Scripture teaches we are to ‘be transformed according to the renewing of our minds.’ We are to have ‘this mind in us which was also in Christ Jesus.’ We are to ‘take every thought captive to make it obedient to Christ.’ That is every thought Pete, not excluding the intellectual thoughts. We are to Love God with all our MIND.

Frankly you are inhibiting your sanctification by seeking to place a false dichotomy between love of Jesus and love of knowledge. Jesus is King over all knowledge. If and when I learn anything it is because it comes from Him and it is His knowledge because He is Lord over it. It is precisely because of my Love for Jesus and my conviction that He is Lord over all knowledge that I seek to KNOW Him and make him known.

Quit with your pursuit of experience and come to know Jesus and love God with all your mind. God gives no extra brownie points of holiness to anyone for purposely being stupid just as he gives no extra brownie points for holiness to anyone for thinking that God will love them more if they are smarter.

Pete, the church is in desperate need for people who will once again love God with all their minds. That doesn’t mean that everyone needs to be a Rocket scientist but it does mean that from the pew to the pulpit all must seek to know what they believe and why they believe it and what they don’t believe and why they don’t believe it, as it applies to every area of life that they traverse. The church needs, perhaps more then any other time, intellects that approach the intellect of the Apostle Paul. Instead to many of our churches play to the lowest common denominator of base experience and reasonless emotion.

Finally, I fully agree that the intellect can become an idol. Perhaps this is what you mean by ‘intellectualism.’ Do you fully admit that the emotions or experience can become an idol so we end up with ‘experientialism’?

Well, I’m sure I’ve just confirmed, in your mind, my alleged arrogance.
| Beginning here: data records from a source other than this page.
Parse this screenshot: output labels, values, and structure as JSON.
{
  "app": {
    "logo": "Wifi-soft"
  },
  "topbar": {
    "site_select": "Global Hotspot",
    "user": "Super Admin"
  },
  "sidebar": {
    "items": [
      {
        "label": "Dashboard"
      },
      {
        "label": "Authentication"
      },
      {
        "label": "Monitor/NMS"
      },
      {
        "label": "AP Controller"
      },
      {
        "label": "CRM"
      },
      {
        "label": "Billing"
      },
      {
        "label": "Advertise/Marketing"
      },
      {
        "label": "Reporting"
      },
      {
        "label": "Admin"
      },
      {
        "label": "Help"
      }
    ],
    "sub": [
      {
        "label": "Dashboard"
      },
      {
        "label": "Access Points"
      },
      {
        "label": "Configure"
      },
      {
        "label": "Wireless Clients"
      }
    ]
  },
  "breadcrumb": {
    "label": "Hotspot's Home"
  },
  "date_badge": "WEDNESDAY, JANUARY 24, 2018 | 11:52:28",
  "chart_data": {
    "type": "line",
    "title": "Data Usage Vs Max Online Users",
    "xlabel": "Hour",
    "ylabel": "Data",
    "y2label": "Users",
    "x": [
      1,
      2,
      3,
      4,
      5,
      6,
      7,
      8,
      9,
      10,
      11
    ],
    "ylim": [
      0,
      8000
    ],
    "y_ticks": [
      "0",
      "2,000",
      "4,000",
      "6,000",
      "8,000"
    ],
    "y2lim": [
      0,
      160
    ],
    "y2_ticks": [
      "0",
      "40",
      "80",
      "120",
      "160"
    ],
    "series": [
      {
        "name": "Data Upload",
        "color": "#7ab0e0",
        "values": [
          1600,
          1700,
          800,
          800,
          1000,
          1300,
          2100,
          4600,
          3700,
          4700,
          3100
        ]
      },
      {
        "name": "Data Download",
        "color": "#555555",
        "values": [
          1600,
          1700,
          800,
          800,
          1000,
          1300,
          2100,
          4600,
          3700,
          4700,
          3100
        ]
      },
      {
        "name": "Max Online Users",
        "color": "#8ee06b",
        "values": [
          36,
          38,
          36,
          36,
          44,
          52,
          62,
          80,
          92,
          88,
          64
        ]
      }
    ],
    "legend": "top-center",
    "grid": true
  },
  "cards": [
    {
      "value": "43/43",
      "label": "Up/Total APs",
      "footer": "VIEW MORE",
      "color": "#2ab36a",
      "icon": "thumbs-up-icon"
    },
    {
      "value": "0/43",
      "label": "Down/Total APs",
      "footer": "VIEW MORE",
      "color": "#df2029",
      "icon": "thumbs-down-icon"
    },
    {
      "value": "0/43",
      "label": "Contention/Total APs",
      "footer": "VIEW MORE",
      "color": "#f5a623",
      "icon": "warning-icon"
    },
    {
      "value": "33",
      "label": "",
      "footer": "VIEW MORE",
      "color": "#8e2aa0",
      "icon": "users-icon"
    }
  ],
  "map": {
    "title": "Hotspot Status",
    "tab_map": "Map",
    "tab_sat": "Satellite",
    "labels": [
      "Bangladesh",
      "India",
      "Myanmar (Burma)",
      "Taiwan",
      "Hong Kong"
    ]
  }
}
So be it. I am content to be considered a fool because I insist that people should be smart for Jesus.

I pray God that neither of us will fall to idols.